    Wow! Super tips! Your site is quickly becoming a wonderful resource for children's writers.

    Don't you just love Children's Book Insider? It's another great resource.

    Happy writing!

    Suzanne Lieurance
    The Working Writer's Coach
    "When Your Pen Won't Budge, Read The Morning Nudge"

  2. Thanks Suzanne,
    I do love the C.B.I. newsletter. I can always depend on it to have something important to read and pass along to others.

  3. Great information again. I have so much to learn from pro's like yourself. Keep up the great info.
    Blessings, Terri

  4. Cool cool cool.

    Anything that helps me write better. I hear the ticking of the clock overlaying the hum of the fridge accentuated by the clicking of my laptop keys as I try to find the words... grin.

    Gayle McCain

  5. Wow Terri, thanks for the compliment.
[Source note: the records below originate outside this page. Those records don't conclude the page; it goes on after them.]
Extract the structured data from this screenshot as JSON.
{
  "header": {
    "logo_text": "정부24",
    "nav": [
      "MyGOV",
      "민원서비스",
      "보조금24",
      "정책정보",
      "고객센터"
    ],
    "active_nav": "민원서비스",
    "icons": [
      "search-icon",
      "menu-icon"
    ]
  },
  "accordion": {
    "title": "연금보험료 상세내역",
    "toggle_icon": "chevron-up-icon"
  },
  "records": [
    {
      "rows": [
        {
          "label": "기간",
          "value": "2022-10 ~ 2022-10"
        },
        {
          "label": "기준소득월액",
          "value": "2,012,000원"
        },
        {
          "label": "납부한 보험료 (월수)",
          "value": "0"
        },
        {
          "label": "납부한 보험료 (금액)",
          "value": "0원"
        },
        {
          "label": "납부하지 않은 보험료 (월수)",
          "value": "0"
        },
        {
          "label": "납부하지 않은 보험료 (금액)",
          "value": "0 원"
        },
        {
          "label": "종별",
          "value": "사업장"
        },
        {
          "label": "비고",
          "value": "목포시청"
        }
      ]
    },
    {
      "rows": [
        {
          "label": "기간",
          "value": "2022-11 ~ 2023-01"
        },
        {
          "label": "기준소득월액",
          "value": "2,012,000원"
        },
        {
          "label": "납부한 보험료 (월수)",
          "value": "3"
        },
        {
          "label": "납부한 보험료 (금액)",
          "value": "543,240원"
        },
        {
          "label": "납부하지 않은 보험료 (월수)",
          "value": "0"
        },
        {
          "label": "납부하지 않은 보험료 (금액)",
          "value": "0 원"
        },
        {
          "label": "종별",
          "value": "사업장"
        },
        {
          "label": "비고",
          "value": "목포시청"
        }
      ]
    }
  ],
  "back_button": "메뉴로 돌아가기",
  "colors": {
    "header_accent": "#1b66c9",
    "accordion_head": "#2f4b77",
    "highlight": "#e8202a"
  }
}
Pro, Soon I hope.

  6. Hi Gayle, you got the write idea.

    thanks for reading my blog.